* **Work item**: Word for word, repeat every record.

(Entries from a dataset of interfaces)
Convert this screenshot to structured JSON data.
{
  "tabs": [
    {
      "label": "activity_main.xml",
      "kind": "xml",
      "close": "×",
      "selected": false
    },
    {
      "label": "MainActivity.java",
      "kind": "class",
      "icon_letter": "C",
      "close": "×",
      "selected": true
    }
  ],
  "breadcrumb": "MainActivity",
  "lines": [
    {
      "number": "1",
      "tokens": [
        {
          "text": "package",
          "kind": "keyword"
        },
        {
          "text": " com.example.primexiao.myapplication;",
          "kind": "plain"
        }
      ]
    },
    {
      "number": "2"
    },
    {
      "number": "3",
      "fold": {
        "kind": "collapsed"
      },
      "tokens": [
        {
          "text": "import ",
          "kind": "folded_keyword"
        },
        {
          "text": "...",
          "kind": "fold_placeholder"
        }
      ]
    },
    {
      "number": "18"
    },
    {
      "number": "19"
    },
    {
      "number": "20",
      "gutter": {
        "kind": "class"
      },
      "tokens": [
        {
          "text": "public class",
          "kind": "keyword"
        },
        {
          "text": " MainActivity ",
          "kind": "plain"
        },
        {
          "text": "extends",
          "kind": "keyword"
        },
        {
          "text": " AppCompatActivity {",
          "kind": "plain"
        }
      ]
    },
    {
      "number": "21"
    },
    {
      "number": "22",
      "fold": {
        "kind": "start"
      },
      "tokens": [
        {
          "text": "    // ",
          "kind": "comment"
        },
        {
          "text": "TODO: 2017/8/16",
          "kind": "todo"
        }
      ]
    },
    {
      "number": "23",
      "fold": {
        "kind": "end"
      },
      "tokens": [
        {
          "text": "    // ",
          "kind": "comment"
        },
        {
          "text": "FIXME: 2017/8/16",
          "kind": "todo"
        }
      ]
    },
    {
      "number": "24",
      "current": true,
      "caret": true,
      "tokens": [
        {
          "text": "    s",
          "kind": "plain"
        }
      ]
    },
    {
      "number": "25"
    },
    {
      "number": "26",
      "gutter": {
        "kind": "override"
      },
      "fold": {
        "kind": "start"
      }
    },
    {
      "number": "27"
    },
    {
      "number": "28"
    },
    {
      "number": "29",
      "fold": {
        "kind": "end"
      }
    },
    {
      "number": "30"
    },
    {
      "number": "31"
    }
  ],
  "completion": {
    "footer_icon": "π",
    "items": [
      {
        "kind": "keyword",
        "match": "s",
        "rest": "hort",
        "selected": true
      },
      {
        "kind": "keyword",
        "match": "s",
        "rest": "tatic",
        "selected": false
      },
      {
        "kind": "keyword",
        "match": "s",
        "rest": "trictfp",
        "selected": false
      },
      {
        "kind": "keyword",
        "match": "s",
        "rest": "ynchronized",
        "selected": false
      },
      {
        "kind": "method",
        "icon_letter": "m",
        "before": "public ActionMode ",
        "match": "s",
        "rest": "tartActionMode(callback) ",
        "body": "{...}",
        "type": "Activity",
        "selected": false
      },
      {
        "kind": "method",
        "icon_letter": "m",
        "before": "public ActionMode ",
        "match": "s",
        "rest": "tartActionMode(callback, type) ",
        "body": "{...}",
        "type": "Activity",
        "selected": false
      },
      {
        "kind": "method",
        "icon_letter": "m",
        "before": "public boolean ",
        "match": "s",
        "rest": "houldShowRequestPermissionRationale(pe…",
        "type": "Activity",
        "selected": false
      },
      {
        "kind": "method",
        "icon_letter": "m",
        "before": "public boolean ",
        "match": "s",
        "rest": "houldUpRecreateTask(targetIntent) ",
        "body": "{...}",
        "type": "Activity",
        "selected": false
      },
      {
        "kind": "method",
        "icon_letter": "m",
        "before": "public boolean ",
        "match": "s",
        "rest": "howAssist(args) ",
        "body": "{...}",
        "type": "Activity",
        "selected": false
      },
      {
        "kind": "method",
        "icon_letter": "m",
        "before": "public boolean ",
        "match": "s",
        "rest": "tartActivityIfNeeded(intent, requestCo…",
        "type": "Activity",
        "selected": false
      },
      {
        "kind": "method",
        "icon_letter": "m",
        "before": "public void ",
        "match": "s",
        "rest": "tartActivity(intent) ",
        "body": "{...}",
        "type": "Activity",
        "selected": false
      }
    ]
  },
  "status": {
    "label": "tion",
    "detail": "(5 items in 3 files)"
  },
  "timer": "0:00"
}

* **Exercise result**:
Convert this screenshot to structured JSON data.
{
  "tabs": [
    {
      "label": "activity_main.xml",
      "kind": "xml",
      "close": "×",
      "selected": false
    },
    {
      "label": "MainActivity.java",
      "kind": "class",
      "icon_letter": "C",
      "close": "×",
      "selected": true
    }
  ],
  "breadcrumb": "MainActivity",
  "lines": [
    {
      "number": "1",
      "tokens": [
        {
          "text": "package",
          "kind": "keyword"
        },
        {
          "text": " com.example.primexiao.myapplication;",
          "kind": "plain"
        }
      ]
    },
    {
      "number": "2"
    },
    {
      "number": "3",
      "fold": {
        "kind": "collapsed"
      },
      "tokens": [
        {
          "text": "import ",
          "kind": "folded_keyword"
        },
        {
          "text": "...",
          "kind": "fold_placeholder"
        }
      ]
    },
    {
      "number": "18"
    },
    {
      "number": "19"
    },
    {
      "number": "20",
      "gutter": {
        "kind": "class"
      },
      "tokens": [
        {
          "text": "public class",
          "kind": "keyword"
        },
        {
          "text": " MainActivity ",
          "kind": "plain"
        },
        {
          "text": "extends",
          "kind": "keyword"
        },
        {
          "text": " AppCompatActivity {",
          "kind": "plain"
        }
      ]
    },
    {
      "number": "21"
    },
    {
      "number": "22",
      "fold": {
        "kind": "start"
      },
      "tokens": [
        {
          "text": "    // ",
          "kind": "comment"
        },
        {
          "text": "TODO: 2017/8/16",
          "kind": "todo"
        }
      ]
    },
    {
      "number": "23",
      "fold": {
        "kind": "end"
      },
      "tokens": [
        {
          "text": "    // ",
          "kind": "comment"
        },
        {
          "text": "FIXME: 2017/8/16",
          "kind": "todo"
        }
      ]
    },
    {
      "number": "24",
      "current": true,
      "caret": true,
      "tokens": [
        {
          "text": "    s",
          "kind": "plain"
        }
      ]
    },
    {
      "number": "25"
    },
    {
      "number": "26",
      "gutter": {
        "kind": "override"
      },
      "fold": {
        "kind": "start"
      }
    },
    {
      "number": "27"
    },
    {
      "number": "28"
    },
    {
      "number": "29",
      "fold": {
        "kind": "end"
      }
    },
    {
      "number": "30"
    },
    {
      "number": "31"
    }
  ],
  "completion": {
    "footer_icon": "π",
    "items": [
      {
        "kind": "keyword",
        "match": "s",
        "rest": "hort",
        "selected": true
      },
      {
        "kind": "keyword",
        "match": "s",
        "rest": "tatic",
        "selected": false
      },
      {
        "kind": "keyword",
        "match": "s",
        "rest": "trictfp",
        "selected": false
      },
      {
        "kind": "keyword",
        "match": "s",
        "rest": "ynchronized",
        "selected": false
      },
      {
        "kind": "method",
        "icon_letter": "m",
        "before": "public ActionMode ",
        "match": "s",
        "rest": "tartActionMode(callback) ",
        "body": "{...}",
        "type": "Activity",
        "selected": false
      },
      {
        "kind": "method",
        "icon_letter": "m",
        "before": "public ActionMode ",
        "match": "s",
        "rest": "tartActionMode(callback, type) ",
        "body": "{...}",
        "type": "Activity",
        "selected": false
      },
      {
        "kind": "method",
        "icon_letter": "m",
        "before": "public boolean ",
        "match": "s",
        "rest": "houldShowRequestPermissionRationale(pe…",
        "type": "Activity",
        "selected": false
      },
      {
        "kind": "method",
        "icon_letter": "m",
        "before": "public boolean ",
        "match": "s",
        "rest": "houldUpRecreateTask(targetIntent) ",
        "body": "{...}",
        "type": "Activity",
        "selected": false
      },
      {
        "kind": "method",
        "icon_letter": "m",
        "before": "public boolean ",
        "match": "s",
        "rest": "howAssist(args) ",
        "body": "{...}",
        "type": "Activity",
        "selected": false
      },
      {
        "kind": "method",
        "icon_letter": "m",
        "before": "public boolean ",
        "match": "s",
        "rest": "tartActivityIfNeeded(intent, requestCo…",
        "type": "Activity",
        "selected": false
      },
      {
        "kind": "method",
        "icon_letter": "m",
        "before": "public void ",
        "match": "s",
        "rest": "tartActivity(intent) ",
        "body": "{...}",
        "type": "Activity",
        "selected": false
      }
    ]
  },
  "status": {
    "label": "tion",
    "detail": "(5 items in 3 files)"
  },
  "timer": "0:00"
}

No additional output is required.